## Page and application data records
◆ ◆ ◆ ◆ ◆ ◆ ◆
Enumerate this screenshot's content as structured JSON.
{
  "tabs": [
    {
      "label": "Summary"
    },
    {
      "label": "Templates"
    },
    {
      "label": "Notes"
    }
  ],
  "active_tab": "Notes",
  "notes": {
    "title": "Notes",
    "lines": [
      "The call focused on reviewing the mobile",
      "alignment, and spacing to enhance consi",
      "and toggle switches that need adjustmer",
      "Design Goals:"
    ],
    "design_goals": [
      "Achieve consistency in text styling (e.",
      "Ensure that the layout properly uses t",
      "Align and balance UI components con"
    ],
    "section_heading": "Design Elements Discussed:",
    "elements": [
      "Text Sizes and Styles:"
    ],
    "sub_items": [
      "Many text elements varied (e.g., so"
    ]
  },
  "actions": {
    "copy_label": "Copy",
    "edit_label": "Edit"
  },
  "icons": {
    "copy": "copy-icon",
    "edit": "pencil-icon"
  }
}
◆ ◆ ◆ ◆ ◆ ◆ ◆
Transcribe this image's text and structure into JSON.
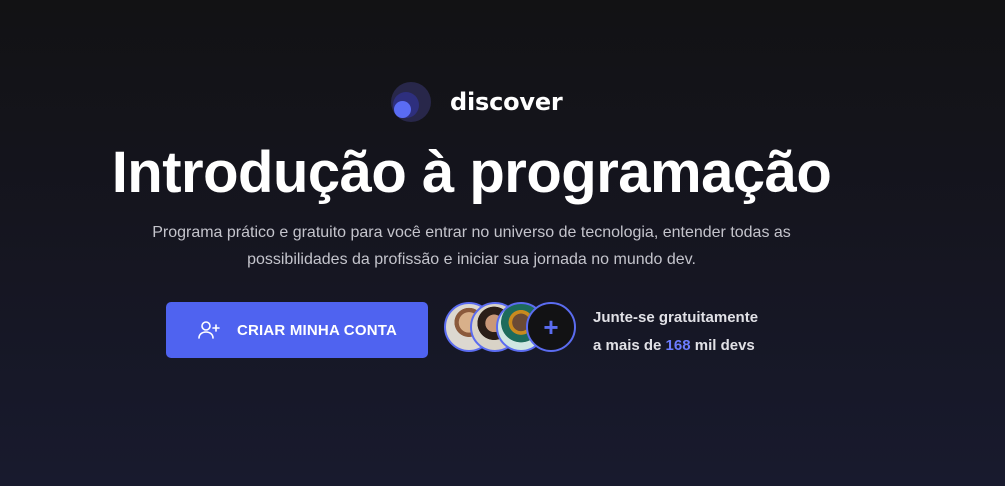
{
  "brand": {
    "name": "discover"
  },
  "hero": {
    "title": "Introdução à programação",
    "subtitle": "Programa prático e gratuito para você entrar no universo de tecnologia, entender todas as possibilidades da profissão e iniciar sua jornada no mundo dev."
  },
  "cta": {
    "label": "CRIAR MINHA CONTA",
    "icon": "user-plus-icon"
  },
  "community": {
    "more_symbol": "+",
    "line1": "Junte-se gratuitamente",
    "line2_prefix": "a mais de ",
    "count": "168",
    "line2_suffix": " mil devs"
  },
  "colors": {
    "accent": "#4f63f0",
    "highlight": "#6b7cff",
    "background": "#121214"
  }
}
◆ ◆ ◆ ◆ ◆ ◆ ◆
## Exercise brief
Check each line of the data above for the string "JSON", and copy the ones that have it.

## Your solution
Enumerate this screenshot's content as structured JSON.
Transcribe this image's text and structure into JSON.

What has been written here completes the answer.